While the world seems totally focused on digital media, there’s an old analog monster out there that might be useful for you. Radio is affordable, easy to use, capable of tight focus, and usually extremely effective. Here are a few ideas about to do and what to avoid if you venture into the ether.
The first step is setting a budget. How much can you afford to spend on a radio push? You might end up having to revise a budget up or down as you finalize your plans, but you don’t want to leave budgeting until later. Establishing your budget in advance allows you to decide whether radio meets your needs fairly quickly without investing in a lot of additional work.
Next, choose where you will advertise. There are hundreds of possibilities on both the AM and FM spectrum. Consider your target customers and which station they would like listen to. If your target market is people over fifty, you’d probably want an oldies station or talk radio. For sports fans, you want sports talk. Most radio stations have advertising kits that outline their format and provide listener demographics. Approach several stations you think might reach your target and ask for that information. You probably want to work with a minimum number of stations so that you don’t dilute your effort.
Based on the demographics, you need to decide when you want your ads to air. Essentially, that means deciding when your targets will be most likely to listen. If you’re trying to reach other businesses, they will often listen during “drive time,” when they’re commuting to and from their businesses. If you want to catch teenagers, afternoons are probably your prime time. You can place ads with the programs having the largest listenership.

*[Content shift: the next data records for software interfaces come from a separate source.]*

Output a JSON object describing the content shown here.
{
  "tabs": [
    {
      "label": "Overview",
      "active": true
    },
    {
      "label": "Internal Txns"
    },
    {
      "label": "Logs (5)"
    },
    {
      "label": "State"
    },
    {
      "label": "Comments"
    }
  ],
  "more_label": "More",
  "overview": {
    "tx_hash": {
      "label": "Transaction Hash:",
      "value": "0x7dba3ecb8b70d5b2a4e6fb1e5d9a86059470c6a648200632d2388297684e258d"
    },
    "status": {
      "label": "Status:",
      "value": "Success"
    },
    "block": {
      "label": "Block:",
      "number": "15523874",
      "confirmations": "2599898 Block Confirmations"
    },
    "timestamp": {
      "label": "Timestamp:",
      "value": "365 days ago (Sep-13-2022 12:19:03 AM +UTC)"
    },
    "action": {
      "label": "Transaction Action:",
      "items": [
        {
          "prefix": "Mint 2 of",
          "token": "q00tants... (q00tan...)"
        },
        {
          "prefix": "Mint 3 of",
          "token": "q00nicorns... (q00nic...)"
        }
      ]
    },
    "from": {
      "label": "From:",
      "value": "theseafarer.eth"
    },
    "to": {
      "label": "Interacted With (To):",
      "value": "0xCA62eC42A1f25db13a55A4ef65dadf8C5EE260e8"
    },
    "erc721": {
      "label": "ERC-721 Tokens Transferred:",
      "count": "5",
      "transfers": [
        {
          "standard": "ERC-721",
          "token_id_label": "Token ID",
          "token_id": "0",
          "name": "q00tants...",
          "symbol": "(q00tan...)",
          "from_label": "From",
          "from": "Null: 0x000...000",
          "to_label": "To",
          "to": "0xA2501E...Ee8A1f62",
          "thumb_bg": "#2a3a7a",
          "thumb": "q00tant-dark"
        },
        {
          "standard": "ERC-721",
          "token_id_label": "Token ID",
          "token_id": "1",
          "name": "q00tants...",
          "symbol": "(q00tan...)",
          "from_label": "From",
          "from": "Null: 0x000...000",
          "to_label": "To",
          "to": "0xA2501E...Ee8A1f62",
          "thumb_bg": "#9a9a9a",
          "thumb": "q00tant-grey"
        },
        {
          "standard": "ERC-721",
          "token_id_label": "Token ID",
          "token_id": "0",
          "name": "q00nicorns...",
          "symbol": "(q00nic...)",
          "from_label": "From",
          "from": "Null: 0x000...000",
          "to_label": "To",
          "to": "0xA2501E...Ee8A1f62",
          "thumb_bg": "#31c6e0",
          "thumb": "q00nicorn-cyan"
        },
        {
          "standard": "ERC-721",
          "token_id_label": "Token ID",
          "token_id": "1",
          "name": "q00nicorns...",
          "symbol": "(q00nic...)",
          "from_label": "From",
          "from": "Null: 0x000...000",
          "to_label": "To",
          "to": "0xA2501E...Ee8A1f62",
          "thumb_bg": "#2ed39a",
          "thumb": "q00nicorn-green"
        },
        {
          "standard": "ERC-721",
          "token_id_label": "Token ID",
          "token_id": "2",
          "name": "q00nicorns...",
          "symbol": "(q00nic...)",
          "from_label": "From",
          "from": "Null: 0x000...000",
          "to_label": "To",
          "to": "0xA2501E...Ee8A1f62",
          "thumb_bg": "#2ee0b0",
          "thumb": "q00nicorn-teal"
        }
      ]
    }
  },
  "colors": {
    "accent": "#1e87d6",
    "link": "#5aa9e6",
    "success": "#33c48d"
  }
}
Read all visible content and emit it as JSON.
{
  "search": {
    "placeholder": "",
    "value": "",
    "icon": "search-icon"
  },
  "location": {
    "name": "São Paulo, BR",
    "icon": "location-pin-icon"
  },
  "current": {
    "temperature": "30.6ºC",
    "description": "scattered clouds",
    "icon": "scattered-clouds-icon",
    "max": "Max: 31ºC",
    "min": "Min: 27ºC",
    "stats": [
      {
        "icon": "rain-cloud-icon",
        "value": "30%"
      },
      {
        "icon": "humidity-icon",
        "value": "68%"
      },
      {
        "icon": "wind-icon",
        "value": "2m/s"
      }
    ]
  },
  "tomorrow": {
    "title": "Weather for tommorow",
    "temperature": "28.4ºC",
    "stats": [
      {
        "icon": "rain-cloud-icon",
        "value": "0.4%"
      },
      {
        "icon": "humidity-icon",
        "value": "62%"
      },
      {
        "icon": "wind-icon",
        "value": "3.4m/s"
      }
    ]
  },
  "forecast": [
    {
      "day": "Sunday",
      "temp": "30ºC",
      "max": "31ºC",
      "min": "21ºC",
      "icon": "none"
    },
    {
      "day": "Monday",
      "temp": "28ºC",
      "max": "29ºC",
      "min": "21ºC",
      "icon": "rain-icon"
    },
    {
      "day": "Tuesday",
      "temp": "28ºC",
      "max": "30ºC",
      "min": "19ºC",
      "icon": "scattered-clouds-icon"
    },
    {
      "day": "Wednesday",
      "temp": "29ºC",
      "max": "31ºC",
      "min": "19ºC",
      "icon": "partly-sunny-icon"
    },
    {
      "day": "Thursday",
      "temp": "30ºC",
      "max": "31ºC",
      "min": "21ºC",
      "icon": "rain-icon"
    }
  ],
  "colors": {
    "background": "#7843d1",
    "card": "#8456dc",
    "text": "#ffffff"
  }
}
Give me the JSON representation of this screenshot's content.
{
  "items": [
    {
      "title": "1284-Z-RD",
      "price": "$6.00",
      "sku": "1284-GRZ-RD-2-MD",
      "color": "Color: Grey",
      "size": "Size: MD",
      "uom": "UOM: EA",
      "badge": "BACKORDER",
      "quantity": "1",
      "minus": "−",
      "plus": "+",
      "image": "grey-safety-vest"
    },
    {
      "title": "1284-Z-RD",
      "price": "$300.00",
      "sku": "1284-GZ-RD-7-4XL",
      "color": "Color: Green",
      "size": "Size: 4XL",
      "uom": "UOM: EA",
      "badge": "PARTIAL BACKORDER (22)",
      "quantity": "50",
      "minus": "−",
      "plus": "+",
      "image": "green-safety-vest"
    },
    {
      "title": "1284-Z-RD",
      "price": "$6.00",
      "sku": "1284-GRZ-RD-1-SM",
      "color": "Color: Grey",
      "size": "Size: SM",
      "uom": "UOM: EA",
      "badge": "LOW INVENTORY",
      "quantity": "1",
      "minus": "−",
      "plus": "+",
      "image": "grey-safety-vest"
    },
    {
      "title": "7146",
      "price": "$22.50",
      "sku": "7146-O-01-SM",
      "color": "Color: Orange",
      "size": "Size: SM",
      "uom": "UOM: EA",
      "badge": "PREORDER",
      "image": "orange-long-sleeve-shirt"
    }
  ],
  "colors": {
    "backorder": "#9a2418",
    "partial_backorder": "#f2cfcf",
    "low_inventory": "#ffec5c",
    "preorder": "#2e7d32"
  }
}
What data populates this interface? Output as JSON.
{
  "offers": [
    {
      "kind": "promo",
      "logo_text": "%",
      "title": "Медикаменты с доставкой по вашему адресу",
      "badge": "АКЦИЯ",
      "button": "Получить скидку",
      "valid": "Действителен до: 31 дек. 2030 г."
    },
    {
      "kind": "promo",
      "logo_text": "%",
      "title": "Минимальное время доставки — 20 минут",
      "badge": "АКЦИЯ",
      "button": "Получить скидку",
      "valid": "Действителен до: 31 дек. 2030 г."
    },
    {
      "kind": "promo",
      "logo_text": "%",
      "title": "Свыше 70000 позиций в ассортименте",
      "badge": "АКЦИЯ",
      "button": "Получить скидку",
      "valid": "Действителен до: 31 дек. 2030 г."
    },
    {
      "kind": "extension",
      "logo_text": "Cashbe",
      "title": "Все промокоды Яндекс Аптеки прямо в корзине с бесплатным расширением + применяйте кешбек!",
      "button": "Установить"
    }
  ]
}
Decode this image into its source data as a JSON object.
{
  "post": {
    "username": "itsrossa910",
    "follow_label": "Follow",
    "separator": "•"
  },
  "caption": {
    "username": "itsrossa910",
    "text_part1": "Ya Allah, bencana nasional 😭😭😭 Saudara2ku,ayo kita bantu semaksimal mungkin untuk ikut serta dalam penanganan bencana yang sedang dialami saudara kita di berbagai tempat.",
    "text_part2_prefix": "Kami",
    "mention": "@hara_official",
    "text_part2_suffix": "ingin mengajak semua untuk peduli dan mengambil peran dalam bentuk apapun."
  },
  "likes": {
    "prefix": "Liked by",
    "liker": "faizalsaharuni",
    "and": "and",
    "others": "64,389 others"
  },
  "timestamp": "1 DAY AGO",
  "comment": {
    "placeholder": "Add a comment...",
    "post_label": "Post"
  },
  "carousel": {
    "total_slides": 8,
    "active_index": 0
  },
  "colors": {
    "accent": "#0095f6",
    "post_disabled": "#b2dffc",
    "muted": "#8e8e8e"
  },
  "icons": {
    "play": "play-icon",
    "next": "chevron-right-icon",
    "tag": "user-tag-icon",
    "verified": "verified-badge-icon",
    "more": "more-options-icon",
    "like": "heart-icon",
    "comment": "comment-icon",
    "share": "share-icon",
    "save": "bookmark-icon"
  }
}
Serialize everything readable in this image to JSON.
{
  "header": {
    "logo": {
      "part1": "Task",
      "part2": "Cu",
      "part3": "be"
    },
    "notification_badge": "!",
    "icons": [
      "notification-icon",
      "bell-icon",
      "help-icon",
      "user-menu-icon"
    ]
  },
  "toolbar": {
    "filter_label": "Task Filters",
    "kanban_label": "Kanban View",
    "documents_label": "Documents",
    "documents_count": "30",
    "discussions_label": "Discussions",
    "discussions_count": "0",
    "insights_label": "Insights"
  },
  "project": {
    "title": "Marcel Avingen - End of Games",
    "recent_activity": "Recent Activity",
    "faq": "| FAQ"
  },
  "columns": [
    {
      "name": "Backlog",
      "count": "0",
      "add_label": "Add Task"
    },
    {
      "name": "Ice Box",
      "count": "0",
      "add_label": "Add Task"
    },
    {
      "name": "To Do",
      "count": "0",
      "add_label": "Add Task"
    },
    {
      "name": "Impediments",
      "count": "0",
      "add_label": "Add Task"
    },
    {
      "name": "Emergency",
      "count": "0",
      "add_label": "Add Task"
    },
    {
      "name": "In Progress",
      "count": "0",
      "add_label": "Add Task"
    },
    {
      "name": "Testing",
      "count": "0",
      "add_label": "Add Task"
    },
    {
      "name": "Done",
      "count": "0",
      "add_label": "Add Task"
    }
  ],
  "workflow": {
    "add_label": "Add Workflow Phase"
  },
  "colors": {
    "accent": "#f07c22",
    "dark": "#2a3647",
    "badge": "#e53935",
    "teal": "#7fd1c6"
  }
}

In the early rock & roll era, everybody wanted to advertise on the Alan Freed show. One catch: a station’s most popular show will usually be the one with the highest ad rates.
Next, you have to decide how frequently to advertise. One incontrovertible fact of adver-tising is that nothing registers until someone has seen or heard it five times. Have you ever seen an ad repeated sixty seconds after you first heard it. Your comment that you just saw it proves that you remember it more because of the close timing of the repeat. Repetition is critical. Most stations offer rates that decline as the frequency increases, so you can afford the frequency you need.
Once you’ve made those decisions, you have to prepare the ad (or ads). You must consider two issues: the content and how it is produced. Let’s look at content first. You don’t want to move any further until you have at least a good outline of the ad. The ad should be kept simple. I’ve heard ads that say, “We’ve got this for 99 cents and that for $1.59 and the other for a ridiculous $2.00… and… and… and…” By the time they reach the third item, I’m thinking about last night’s Warriors game. Simplicity supports reinforcement. This is why a 15-second ad may prove more effective than a 60-second one. Decide exactly what you want to communicate to your customers, and then stay with that. Don’t forget to include your address and your web address. I wouldn’t recommend including a phone number unless you have a service business in which most of your customer contact comes by phone. Providing your phone number sometimes attracts pranksters.
Finally, you have to decide who’s going to produce the ad. If you plan to make your own ad, you could consider doing it yourself, but only if you have a quiet room available and good recording equipment. Unless you have a great voice and some experience at public speaking, I wouldn’t recommend that you do your own ad. Whoever speaks in the ad has to come over as polished. Monotone ads can be deadly. If the ad sounds amateurish, it won’t convince listeners that your business is professional. You might want to consider talking to the station you plan to use. Most are willing to prepare ads using some of their “on the air” stars. People are more willing to listen to them than to you.
If you don’t want to use the station’s personnel, you’re better off with professional prepar-ation. But bring your outline of the ad. Professionals can do a great job, but they sometimes tend to prepare what makes them look good, rather than what makes you and your product shine. Listen to their recommendations, but don’t accept them until you’re convinced they will improve your message. At the bottom line, they are only employees and you’re the boss.
You should also test whether your ad is doing any good. Have a special sale only for those who say (at the cash register) “I heard it on KXXX.” This can be a particularly effective tool if you’re using several stations. If you get 100 responses from one station and four from the other, it makes your decision easy.
Radio isn’t for everyone, but you can’t decide if it’s for you unless you at least investigate it.